- Rechargeable desiccants: This type of dehumidifier is also quite small, similar to disposables. They contain a desiccant that can be recharged by plugging the device into an outlet.
- Commercial desiccants: These are commonly rented by contractors and are typically used in construction. Commercial desiccant dehumidifiers have an incredible ability to dry already dry air. They can also work in extreme temperatures where refrigerant dehumidifiers simply won’t be able to.
Whole house dehumidifiers are an excellent option for multiple-story houses struggling with humidity. This type of dehumidifier is generally ducted to your already existing HVAC system.
Most importantly, whole house units dehumidify the air before it enters your home. This protects you from mold, dust mites and other humid-thriving bacteria.
Additionally, whole house dehumidifiers generally last for longer compared to portable units. They also come with longer warranties. However, they tend to use a significant amount of electricity.
Will They Cool the Room?
Before we answer this question, it’s important to note that dehumidifiers aren’t meant to cool a room. That’s the job of the AC. However, that doesn’t mean they can’t help to make a room more comfortable.
As we concluded above, most dehumidifiers create warm or hot air that’s released back into the room. This is crucial to maintain the efficiency of the dehumidifier, whether refrigerant or desiccant. Because hot air attracts moisture, the dehumidifier can then draw more moisture out of a room.
In addition, the compressor of a dehumidifier will also produce some heat that will affect the room. However, there’s a way around this slight issue to create a comfortable living space.

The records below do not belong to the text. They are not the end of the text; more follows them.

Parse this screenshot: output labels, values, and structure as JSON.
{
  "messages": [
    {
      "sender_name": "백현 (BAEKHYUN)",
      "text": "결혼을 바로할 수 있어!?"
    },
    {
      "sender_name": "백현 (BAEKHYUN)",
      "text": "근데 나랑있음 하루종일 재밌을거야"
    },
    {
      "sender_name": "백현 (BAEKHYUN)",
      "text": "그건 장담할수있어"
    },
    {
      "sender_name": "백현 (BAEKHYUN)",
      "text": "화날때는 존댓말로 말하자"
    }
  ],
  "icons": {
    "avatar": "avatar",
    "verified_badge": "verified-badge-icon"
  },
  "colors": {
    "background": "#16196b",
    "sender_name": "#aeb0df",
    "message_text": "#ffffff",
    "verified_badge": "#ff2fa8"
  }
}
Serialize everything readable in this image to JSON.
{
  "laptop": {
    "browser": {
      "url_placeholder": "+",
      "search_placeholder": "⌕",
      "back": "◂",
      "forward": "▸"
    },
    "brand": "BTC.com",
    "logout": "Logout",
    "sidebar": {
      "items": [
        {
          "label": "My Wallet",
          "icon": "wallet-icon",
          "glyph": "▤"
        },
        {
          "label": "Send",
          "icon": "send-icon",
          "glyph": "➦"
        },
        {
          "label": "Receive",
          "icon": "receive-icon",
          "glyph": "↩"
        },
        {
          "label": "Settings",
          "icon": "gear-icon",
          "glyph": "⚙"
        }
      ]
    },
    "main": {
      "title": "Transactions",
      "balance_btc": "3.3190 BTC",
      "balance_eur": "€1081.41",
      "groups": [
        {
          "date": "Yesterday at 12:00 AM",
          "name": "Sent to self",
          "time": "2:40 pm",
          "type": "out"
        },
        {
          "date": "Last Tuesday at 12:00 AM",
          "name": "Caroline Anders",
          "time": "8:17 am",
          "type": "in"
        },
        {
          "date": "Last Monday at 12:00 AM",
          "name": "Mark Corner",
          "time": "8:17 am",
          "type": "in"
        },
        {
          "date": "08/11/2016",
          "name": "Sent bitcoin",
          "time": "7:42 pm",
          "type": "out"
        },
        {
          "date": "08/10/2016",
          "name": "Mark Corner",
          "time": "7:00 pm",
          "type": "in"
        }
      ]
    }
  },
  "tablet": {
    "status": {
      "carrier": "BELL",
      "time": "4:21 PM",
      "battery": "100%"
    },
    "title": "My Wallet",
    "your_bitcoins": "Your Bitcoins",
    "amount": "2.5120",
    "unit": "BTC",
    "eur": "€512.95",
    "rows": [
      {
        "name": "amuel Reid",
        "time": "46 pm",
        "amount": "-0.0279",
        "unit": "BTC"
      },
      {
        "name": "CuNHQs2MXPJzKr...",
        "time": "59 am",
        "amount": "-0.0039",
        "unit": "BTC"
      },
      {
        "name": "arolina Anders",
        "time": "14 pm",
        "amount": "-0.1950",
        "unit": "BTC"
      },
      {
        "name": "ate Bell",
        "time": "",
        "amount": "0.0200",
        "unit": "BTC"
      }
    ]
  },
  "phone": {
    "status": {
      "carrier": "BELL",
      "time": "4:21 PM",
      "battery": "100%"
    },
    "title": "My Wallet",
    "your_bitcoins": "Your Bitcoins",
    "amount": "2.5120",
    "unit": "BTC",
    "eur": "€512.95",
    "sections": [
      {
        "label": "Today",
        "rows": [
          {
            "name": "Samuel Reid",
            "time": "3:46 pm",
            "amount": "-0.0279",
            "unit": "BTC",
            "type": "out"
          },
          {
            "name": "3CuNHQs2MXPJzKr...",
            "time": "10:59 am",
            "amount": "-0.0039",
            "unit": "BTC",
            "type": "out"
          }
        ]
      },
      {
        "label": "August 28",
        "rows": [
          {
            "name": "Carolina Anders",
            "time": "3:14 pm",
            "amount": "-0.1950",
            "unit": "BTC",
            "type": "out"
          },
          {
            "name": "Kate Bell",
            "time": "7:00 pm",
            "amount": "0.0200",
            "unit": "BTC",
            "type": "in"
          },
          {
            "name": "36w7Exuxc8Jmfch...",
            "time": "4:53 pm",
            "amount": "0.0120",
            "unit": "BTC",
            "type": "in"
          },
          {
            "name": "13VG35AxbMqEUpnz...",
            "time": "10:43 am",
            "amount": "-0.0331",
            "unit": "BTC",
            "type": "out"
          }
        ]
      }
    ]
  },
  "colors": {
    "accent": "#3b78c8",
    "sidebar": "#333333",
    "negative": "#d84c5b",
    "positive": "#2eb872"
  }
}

Dehumidifiers vs Air Conditioners?
Air conditioners and dehumidifiers are functionally the same, but they work to create different results. Both appliances (depending on the type) circulate refrigerant through the system, changing it from gas to liquid and vice versa (3).
Despite being very similar in function, there are two distinct differences between dehumidifiers and air conditioners:

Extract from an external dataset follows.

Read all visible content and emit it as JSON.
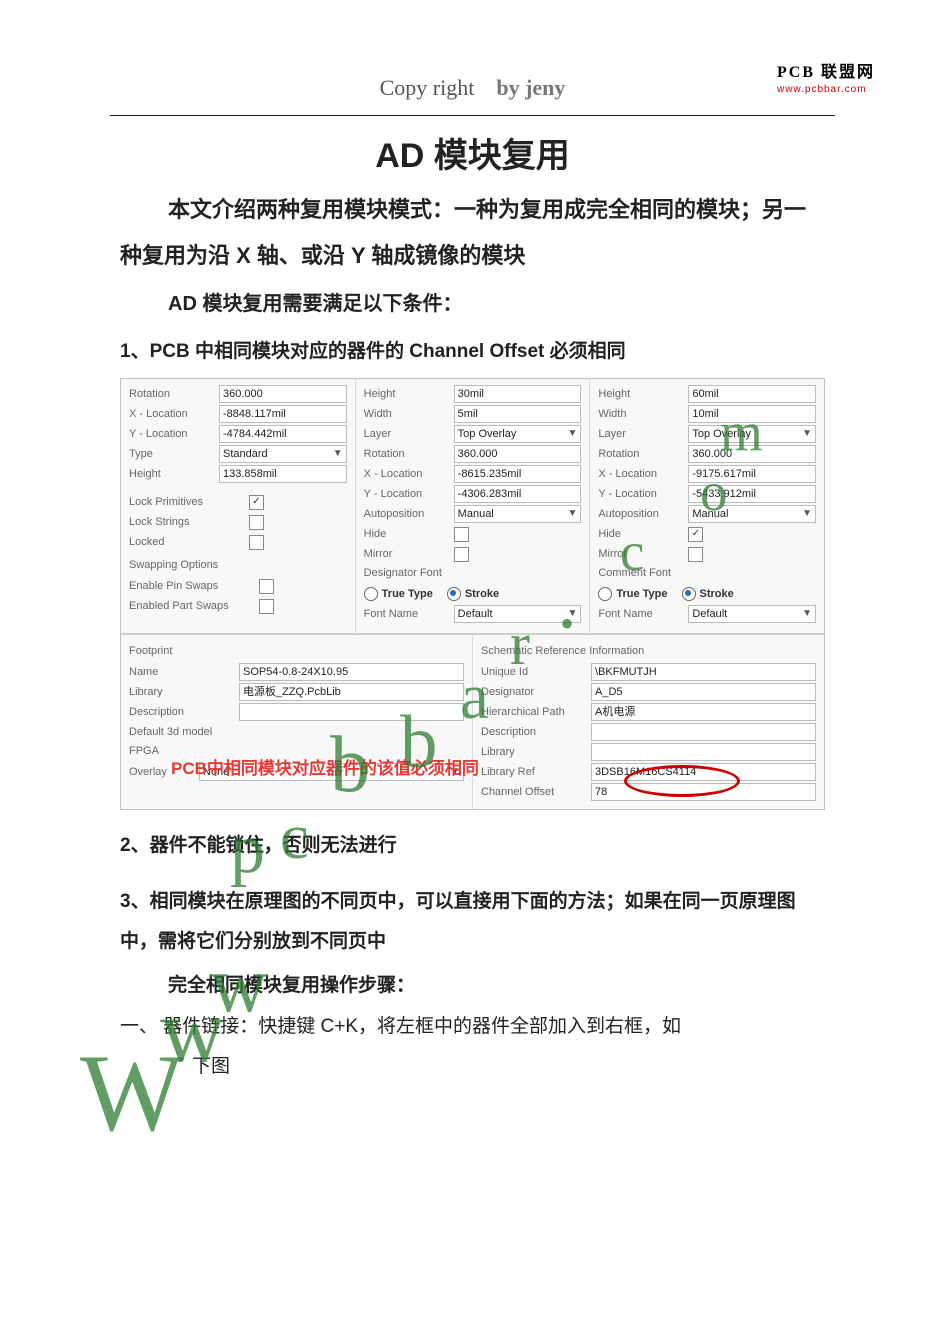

As the AC unit pulls warm air in and cools it over the coils, it pumps out cold air for us to enjoy. The hot air produced by the condenser is then moved outside, creating a cool indoor environment. In contrast, though, dehumidifiers don’t care about your overheating body. They dump dry but warmed air right in your living room.
How air conditioners and dehumidifiers deal with moisture is very different, even though both create condensation on the coils. Air conditioners collect the water in a pan, which is then drained outside. They do this in different ways depending on the unit, either through a tube or a drip edge.
On the other hand, dehumidifiers are built to hold the water they create. Portable units have a water reservoir that can hold anything between a few ounces to gallons, depending on the size.
Most dehumidifiers also have the option of continuous drainage by attaching a hose to an outlet in the unit. The water will then leave the dehumidifier using gravity to a nearby drain. In addition, some dehumidifiers are equipped with a built-in pump that helps to move water out of the unit.
Keeping It Cool
Dehumidifiers are highly effective at drying the air. However, they need a little help to keep it cool.
As the air is cooled on the coils, it’s reheated before being emitted back into the air. The compressor also creates heat. As a result, dehumidifiers will actually raise the air temperature by up to 15 degrees.
Fortunately, there’s a way around this: utilizing another beloved home appliance, the air conditioner. By using the two appliances at the same time, you can effectively create a cool and dry environment.